Pieces of toast and firm bread make good finer food and can be dipped into purees and sauces. Many baby rusks on the market contain as much sugar as a sweet biscuit. Opt to make your own sugar-free bread sticks instead. It's super easy and you can make a big batch, freeze them and defrost as needed. You can add some herbs or spices into the breadstick dough if you want to mix it up for your baby. I sometimes divide the dough into three parts, leaving one part plain (with no added herbs or spices) and adding different herbs such as finely chopped rosemary or spices such as garam masala to the other two parts.
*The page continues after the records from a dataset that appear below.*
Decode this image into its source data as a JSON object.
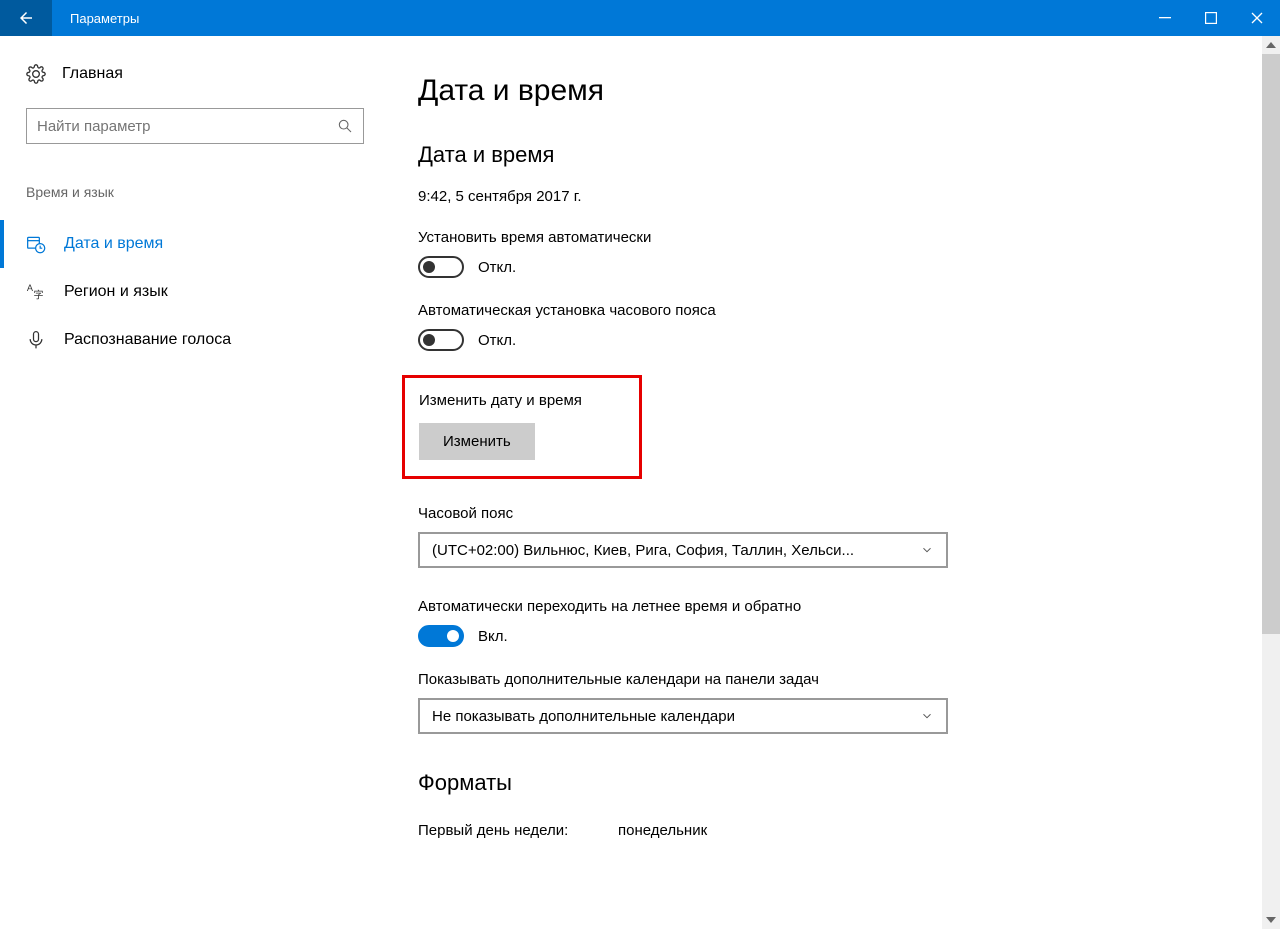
{
  "titlebar": {
    "title": "Параметры"
  },
  "sidebar": {
    "home": "Главная",
    "search_placeholder": "Найти параметр",
    "section": "Время и язык",
    "items": [
      {
        "label": "Дата и время"
      },
      {
        "label": "Регион и язык"
      },
      {
        "label": "Распознавание голоса"
      }
    ]
  },
  "page": {
    "title": "Дата и время",
    "datetime_section": "Дата и время",
    "current_datetime": "9:42, 5 сентября 2017 г.",
    "auto_time_label": "Установить время автоматически",
    "auto_time_state": "Откл.",
    "auto_tz_label": "Автоматическая установка часового пояса",
    "auto_tz_state": "Откл.",
    "change_dt_label": "Изменить дату и время",
    "change_button": "Изменить",
    "timezone_label": "Часовой пояс",
    "timezone_value": "(UTC+02:00) Вильнюс, Киев, Рига, София, Таллин, Хельси...",
    "dst_label": "Автоматически переходить на летнее время и обратно",
    "dst_state": "Вкл.",
    "calendars_label": "Показывать дополнительные календари на панели задач",
    "calendars_value": "Не показывать дополнительные календари",
    "formats_title": "Форматы",
    "first_day_label": "Первый день недели:",
    "first_day_value": "понедельник"
  }
}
Ingredients

Ingredients

  • 200 g strong white wheat flour
  • 100 g white spelt flour
  • 75 g wholemeal wheat flour
  • 150 g yoghurt plain, full fat
  • 100 g water
  • 4 g dried yeast
  • 2 tbsp rapeseed oil
  • Optional: 1 tbsp finely ground herbs e.g. rosemary, thyme... or spices (e.g. garam masala, mild curry powder...)

Instructions

How to make baby breadsticks

  1. Combine all ingredients in a large bowl to form a dough
  2. Knead for 10 minutes on a work surface until you have  a smooth, even dough
  3. Place back into the bowl and cover
  4. Keep to proof at room temperature for an hour or so until the dough has visibly increased in volume
  5. Knock back the dough and split off walnut-sized pieces
  6. Roll each piece into a 10 cm rod
  7. Place on two lightly greased baking trays
  8. Leave to rise for about 20 minutes
  9. Bake at 200°C for 10 mins
  10. Leave to cool on a wire rack
Cut the breadsticks into halves (lengthwise) and toast them before giving them to your baby. This helps to avoid them softening too quickly. Always watch your baby carefully when offering them breadsticks and break off any big soggy bits before they disappear into the baby’s mouth to avoid choking. Dip both sides of the bread stick into your baby’s food 🙂
For those worried about food allergies, Annabel Karmel’s New Complete Baby and Toddler Meal Planner states: “There is no need to worry unduly about food allergies unless you have a family history of allergy or atopic disease. The incidence of food allergy in babies with no family history of allergy is very small (approximately 6%). (…) Don’t remove key foods such as milk or wheat from your child’s diet before consulting a doctor.